Big tech conferences could be a COVID-19 casualty

Lindsay Clark at the Register predicts smaller, fewer tech conferences post-COVID-19.

My first was CA World in New Orleans in 1998. In front of an audience of thousands, then Computer Associates CEO Charles Wang wandered across the stage pontificating as a chorus of children danced about him (no, really) and I knew I had indeed entered a whole new world of weird.

A chorus of children dancing around the CEO is actually not particularly unusual for a tech conference for a billion-dollar company. You see some weird-ass shit for entertainment at conference keynotes.
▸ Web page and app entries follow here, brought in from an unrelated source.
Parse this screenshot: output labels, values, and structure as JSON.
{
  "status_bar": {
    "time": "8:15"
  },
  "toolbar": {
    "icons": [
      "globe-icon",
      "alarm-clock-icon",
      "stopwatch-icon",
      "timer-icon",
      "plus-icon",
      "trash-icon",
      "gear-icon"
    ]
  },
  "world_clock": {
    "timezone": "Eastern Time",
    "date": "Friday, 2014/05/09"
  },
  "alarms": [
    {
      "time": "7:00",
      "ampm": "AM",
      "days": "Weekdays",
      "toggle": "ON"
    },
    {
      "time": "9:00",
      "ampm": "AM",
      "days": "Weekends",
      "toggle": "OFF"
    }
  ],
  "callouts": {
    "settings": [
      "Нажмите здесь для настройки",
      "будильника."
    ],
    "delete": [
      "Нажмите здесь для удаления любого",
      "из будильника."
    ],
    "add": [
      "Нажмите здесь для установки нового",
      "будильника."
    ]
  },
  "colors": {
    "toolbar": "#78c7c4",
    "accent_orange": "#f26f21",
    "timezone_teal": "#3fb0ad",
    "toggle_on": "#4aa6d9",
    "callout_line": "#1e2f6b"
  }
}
Already pre-COVID-19 we saw the big vendor-neutral tech conferences dry up. Remember COMDEX? Remember Interop? And there were always rumors that the gargantuan Mobile World Congress was struggling to break even.

These were replaced by events sponsored by individual vendors, including Amazon Web Services, Google, Cisco, VMware, etc., with attendance in the tens of thousands, as well as smaller, focused multivendor events with attendance in the hundreds.

I prefer the smaller, focused events myself; easier to find people to talk with who are useful professionally.

At the bigger events, sheer navigation becomes a challenge. Some years, my commute to and from Mobile World Congress was 30-60 minutes on public transit, like a regular job. Though part of me actually enjoyed that; it made me feel cosmopolitan and worldly. Like I lived in Barcelona.

Salespeople love conferences because it helps them generate leads and make deals. Engineers get a rare opportunity for face-to-face networking. And everybody loves the parties.

Or, rather, everybody except me loves the parties. As an introvert who went to one or two conferences per month, I looked forward to the opportunity to go back to my hotel room and decompress.

Big conferences give CEOs and senior executives the opportunity to bask in front of a wildly cheering crowd of thousands. They get to be rock stars for a day. Don’t overlook that as a driver keeping big conferences in business.

Mitch W @MitchW